| Your assignment |
Scan the entries below for "this" and copy each line that holds it.

Records to use section start

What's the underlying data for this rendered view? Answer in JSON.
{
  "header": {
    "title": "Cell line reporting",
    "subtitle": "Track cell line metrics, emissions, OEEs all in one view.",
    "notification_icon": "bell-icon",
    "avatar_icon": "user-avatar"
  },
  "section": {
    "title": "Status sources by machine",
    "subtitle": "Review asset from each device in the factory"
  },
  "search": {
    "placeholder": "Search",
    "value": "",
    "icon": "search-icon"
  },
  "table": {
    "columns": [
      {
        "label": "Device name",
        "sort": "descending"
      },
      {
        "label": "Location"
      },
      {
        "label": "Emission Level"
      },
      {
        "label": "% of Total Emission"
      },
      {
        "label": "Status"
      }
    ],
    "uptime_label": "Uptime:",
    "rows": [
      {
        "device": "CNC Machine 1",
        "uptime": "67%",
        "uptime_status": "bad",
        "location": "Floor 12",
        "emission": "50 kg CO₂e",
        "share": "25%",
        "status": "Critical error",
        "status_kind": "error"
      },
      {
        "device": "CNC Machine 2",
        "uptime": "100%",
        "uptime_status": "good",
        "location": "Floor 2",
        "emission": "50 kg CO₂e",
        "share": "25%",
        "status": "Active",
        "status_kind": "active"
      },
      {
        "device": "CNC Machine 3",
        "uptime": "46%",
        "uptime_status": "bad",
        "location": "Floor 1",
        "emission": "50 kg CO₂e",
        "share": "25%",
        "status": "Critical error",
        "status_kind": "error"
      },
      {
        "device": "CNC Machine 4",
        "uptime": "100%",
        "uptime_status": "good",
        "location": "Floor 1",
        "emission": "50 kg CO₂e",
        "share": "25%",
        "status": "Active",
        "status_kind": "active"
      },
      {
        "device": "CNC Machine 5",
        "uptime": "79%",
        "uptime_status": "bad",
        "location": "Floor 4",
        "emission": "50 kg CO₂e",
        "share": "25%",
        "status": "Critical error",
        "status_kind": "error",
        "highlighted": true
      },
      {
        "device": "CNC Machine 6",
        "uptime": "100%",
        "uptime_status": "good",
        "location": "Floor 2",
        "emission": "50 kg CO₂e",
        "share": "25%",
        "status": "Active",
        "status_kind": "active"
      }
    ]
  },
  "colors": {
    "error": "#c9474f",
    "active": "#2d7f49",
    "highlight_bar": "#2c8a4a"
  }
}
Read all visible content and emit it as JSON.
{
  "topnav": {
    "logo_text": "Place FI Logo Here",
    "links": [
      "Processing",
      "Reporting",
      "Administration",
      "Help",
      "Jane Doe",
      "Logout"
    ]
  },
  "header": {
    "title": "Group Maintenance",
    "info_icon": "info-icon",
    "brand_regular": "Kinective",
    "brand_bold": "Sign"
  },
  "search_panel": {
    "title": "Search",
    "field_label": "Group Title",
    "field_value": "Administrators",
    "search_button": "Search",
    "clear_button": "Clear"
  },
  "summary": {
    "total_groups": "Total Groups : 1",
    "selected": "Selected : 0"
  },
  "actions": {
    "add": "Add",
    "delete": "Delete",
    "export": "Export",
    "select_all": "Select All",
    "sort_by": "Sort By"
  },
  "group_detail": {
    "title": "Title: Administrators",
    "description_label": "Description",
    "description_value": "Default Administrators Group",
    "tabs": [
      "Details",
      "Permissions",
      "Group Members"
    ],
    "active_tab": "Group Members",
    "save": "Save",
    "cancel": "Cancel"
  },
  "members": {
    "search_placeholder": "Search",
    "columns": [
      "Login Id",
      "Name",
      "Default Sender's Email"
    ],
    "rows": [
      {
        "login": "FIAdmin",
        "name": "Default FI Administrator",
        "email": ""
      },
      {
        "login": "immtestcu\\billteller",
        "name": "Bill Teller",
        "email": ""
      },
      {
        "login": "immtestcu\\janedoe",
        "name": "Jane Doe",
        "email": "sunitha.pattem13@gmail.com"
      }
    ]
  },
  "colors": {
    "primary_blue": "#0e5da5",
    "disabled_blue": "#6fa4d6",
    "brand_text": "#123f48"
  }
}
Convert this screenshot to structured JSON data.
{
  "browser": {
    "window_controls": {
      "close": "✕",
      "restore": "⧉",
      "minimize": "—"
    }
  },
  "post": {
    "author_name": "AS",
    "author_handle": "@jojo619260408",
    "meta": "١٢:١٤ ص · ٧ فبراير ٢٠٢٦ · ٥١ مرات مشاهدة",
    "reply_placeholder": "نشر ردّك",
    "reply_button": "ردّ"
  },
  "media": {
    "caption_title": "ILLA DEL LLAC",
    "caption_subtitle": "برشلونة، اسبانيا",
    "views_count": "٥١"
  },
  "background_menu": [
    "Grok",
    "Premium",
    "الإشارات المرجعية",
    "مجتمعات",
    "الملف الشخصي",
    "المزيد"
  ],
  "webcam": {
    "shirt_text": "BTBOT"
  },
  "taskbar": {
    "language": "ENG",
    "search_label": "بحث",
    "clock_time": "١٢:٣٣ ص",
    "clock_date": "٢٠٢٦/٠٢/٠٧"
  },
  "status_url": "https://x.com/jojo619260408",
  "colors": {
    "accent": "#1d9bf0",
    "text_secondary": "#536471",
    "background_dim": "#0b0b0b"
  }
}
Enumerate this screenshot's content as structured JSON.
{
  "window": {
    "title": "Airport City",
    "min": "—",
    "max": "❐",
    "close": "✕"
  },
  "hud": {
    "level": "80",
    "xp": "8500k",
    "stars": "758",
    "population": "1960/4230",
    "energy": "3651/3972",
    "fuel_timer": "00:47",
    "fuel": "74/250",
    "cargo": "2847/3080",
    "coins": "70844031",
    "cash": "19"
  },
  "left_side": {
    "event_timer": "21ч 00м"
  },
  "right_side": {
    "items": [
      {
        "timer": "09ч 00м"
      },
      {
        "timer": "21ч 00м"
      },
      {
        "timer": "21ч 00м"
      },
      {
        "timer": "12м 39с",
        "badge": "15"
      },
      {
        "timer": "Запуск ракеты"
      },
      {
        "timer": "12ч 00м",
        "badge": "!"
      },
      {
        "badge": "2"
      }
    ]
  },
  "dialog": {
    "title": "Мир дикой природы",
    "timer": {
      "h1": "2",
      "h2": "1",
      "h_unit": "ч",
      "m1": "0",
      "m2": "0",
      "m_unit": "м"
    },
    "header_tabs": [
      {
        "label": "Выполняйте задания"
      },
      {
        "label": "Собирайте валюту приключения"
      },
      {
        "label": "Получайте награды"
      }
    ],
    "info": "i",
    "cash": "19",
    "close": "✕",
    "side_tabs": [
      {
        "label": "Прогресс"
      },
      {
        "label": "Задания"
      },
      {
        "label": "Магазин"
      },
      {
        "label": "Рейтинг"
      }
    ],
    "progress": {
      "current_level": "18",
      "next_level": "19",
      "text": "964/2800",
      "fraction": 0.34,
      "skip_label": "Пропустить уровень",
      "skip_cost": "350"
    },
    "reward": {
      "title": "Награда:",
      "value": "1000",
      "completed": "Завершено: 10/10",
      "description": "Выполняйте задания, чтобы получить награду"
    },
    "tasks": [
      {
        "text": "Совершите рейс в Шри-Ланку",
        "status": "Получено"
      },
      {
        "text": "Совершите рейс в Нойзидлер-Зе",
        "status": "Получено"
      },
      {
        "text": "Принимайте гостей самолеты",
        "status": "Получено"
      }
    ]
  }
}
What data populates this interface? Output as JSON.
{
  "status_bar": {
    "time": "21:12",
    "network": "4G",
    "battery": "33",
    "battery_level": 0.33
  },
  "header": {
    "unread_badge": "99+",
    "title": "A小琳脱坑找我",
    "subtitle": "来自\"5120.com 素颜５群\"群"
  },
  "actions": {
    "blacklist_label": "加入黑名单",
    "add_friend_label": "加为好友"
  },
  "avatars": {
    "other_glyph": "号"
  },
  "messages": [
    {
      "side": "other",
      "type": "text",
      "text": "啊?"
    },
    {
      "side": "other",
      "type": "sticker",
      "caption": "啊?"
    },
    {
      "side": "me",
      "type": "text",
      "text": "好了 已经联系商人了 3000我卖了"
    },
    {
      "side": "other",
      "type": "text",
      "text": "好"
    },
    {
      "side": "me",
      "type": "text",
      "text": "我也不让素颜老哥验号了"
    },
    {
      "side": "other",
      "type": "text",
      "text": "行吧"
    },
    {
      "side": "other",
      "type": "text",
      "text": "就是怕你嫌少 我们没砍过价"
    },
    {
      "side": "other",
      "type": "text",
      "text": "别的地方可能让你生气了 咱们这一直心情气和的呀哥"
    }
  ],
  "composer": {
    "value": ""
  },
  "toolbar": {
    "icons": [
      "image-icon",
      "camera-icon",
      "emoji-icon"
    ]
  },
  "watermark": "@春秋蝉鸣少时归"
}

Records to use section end

| Written reply |
What's the underlying data for this rendered view? Answer in JSON.
Convert this screenshot to structured JSON data.
Enumerate this screenshot's content as structured JSON.
What data populates this interface? Output as JSON.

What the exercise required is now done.